After making international headlines, a Wildlife World Zoo, Aquarium and Safari Park jaguar is back in the spotlight.
Endangered jaguar Sara gave birth to a healthy cub earlier this month. Wildlife World Zoo’s newest member shares its mother’s melanistic coloration — black with black spots.
When Sara made headlines, she was into her second trimester. Thereafter, Wildlife World’s animal care team decided to move Sara off exhibit, where her and her unborn cub’s health, comfort and well-being could be better monitored by staff. Sara’s cub is receiving around-the-clock care by the experienced Wildlife World hand-raising team and veterinarians. The youngster enjoys bottles of formula several times a day, and over the next few weeks she will begin the transition to include meat in her diet.
Sara will continue to spend 15 hours a day in her two-story habitat at Wildlife World Zoo and will return to full time once modifications are complete. The exhibit’s climbing wall, perches, waterfall, pool and foliage were constructed specifically to duplicate the natural habitat for jaguars. The exhibit features an enclosed ledge that allows the cats to climb up and over zoo visitors, giving guests and animals a truly unique view of each other. This unique design has now become very popular in zoos over the past decade but was first featured at Wildlife World in 1985.
The jaguar species has an extensive range throughout Central and South America and were once found throughout the southwest, including Arizona. Male jaguars can reach up to about 200 pounds and are known to have the strongest bite of any feline species. Their stocky build allows them to climb with ease in their preferred rainforest habitat to stalk and ambush prey. While most jaguars are yellow with black spots, a sizable fraction of the population is melanistic.
Similar to many large predators across the globe, jaguars face an uncertain future due to poaching and deforestation resulting in habitat loss and fragmentation. Many are killed as a result of increasing human-animal conflicts over space and resources.
Wildlife World’s keepers and veterinarians have raised dozens of species of wild and endangered animals over the past 34 years, ensuring maximized genetic diversity in the zoological population with their breeding programs. With more than 600 species and 6,000 animals on display, there are regularly new arrivals at Wildlife World Zoo, Aquarium and Safari Park.
Other babies on display include warthogs; black-backed jackals; colobus and spider monkeys; young capybara; and several hoofed animal species like baby goats in the petting zoo; and other youngsters throughout the 100-acre park.

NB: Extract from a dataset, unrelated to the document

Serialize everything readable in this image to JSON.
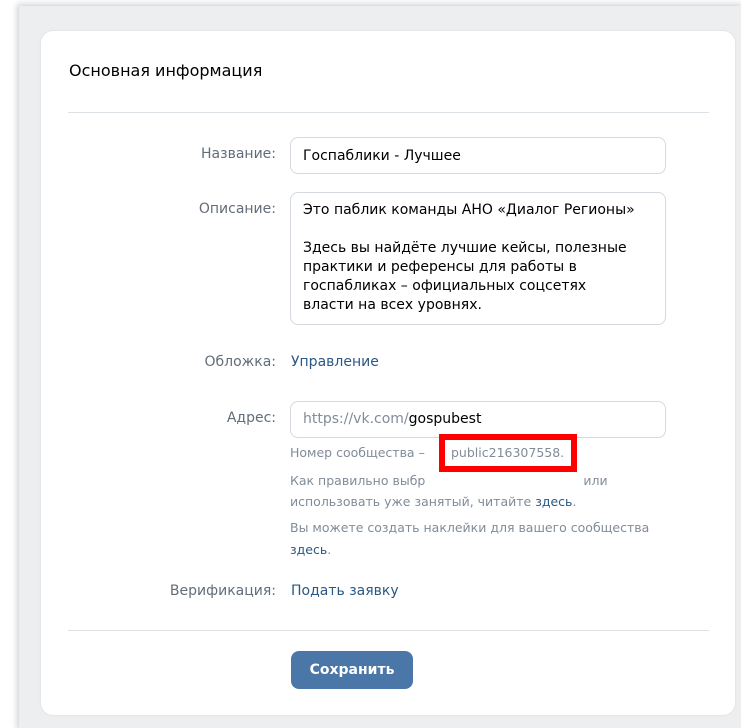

This spring, Wildlife World was named “the Best Zoo in Arizona” by Reader’s Digest Magazine.
As a USDA-licensed, private institution, accredited by the Zoological Association of America and the Alliance of Marine Mammal Parks and Aquariums, Wildlife World Zoo, Aquarium and Safari Park receives zero taxpayer funding. No tax dollars have ever been spent to build or operate Wildlife World in its 35-year history.
Wildlife World Zoo, Aquarium and Safari Park is located at 16501 W. Northern Avenue, Litchfield Park (at the southeast corner of State Route 303 and Northern Avenue). It is open seven days a week, 365 days a year, including all holidays. Zoo exhibits are open from 9 a.m. to 6 p.m. (last zoo admission is at 4:30 p.m.). Aquarium exhibits are open from 9 a.m. to 7 p.m. Admission includes access to the zoo, aquarium and safari park.
For more info call 623-935-WILD (9453) or visit the zoo on Facebook, Instagram or Twitter @zoowildlife or its website at wildlifeworld.com